- Test that the battery, lights, signals and switches are in good working order.
- Look over your personal equipment, looking for cracks, frayed fabric or holes in your helmet, eye protection, gloves, etc.
- Keep the bike in good working order. Give it a tune-up and keep up with routine maintenance.
- If you haven’t ridden for some time, take the bike to a parking lot for a test run. Make sure the steering is responsive, the brakes work smoothly, and your signals and lights work.
- Take a refresher course. Community colleges and motorcycle boosters often offer these courses, which provide reminders on basic and advanced safety and accident avoidance techniques.
- Make sure your registration, license and insurance is up-to-date. If you’ve customized or added accessories, check with your agent that the new features are properly insured.
- If you tow your bike with a trailer, look into trailer insurance for extra protection.
When it comes to keeping safe on the road, there are a few tips to keep in mind for both motorcycle drivers and other motorists.
For motorcycle drivers
- Try and avoid driving in poor weather conditions
- Use turn signals for every turn or lane change
- Make sure to stay out of other drivers blind spots
For other motorists
- Allow for greater distances when following a motorcycle
- Do not try and share a lane with a motorcycle, never try to share a lane with a motorcycle

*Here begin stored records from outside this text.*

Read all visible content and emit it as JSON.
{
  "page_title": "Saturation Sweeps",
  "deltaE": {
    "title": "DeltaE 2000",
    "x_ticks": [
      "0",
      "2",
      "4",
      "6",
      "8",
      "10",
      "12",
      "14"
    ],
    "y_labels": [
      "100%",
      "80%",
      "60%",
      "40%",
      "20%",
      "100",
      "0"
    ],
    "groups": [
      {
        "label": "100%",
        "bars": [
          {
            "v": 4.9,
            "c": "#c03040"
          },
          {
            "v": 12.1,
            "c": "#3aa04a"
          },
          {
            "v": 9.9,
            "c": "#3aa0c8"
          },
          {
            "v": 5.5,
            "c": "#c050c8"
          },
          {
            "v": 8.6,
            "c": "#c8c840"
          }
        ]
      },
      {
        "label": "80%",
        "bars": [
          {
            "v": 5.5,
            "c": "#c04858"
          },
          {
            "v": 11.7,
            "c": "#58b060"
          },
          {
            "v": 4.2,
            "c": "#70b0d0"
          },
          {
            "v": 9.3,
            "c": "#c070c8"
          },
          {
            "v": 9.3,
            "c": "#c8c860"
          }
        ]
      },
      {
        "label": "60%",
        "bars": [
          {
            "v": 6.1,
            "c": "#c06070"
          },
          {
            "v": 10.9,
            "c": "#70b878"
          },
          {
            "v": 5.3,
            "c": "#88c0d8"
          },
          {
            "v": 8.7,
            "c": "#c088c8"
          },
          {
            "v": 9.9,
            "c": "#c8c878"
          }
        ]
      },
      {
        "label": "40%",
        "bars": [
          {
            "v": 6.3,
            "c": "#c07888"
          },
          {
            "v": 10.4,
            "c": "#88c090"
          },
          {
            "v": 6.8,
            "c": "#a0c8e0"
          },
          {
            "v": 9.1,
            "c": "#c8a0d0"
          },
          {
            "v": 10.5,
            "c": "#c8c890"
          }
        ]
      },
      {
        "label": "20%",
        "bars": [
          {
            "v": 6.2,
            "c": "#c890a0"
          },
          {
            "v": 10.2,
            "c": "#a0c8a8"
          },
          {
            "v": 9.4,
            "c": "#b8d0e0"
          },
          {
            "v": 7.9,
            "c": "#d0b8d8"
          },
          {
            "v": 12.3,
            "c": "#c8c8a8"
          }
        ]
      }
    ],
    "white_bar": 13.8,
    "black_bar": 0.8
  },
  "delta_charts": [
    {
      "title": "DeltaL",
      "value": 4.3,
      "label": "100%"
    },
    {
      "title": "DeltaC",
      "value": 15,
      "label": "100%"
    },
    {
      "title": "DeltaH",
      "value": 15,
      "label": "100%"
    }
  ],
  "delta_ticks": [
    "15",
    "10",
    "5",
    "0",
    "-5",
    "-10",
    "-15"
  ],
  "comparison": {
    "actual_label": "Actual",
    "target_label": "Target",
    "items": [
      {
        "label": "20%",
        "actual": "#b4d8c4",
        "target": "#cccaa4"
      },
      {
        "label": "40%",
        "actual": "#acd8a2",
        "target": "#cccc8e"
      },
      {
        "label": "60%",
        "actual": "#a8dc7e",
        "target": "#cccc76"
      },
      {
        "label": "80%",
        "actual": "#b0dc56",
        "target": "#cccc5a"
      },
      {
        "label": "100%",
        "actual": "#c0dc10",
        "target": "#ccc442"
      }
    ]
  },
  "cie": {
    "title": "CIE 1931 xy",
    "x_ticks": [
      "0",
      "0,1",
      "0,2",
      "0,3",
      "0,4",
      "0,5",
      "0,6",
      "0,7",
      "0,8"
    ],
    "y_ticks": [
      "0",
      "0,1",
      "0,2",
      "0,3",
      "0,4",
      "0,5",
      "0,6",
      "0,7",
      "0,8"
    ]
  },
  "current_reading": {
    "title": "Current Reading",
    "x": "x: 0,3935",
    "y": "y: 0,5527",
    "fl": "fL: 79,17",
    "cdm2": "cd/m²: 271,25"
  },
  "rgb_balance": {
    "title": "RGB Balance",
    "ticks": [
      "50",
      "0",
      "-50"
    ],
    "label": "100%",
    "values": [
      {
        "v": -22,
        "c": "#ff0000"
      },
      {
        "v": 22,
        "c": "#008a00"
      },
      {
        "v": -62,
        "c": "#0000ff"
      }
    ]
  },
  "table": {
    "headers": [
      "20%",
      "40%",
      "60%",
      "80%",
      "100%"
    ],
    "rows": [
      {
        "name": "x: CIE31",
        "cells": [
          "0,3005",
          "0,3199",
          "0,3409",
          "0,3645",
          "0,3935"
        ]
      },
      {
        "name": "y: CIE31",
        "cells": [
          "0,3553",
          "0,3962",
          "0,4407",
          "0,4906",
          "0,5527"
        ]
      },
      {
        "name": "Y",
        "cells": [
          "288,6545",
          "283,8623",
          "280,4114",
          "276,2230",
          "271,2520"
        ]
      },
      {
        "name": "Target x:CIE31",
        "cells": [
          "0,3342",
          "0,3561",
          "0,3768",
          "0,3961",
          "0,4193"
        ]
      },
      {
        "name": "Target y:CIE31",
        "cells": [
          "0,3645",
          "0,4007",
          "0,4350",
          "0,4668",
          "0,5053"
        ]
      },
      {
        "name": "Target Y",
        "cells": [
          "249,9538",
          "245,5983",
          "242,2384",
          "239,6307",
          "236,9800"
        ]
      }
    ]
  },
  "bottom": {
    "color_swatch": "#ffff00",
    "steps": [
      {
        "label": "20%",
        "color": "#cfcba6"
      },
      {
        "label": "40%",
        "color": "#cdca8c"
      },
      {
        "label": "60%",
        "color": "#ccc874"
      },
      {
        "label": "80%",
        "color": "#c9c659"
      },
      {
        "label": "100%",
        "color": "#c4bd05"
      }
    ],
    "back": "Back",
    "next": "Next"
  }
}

- Make sure to use extra caution when going through an intersection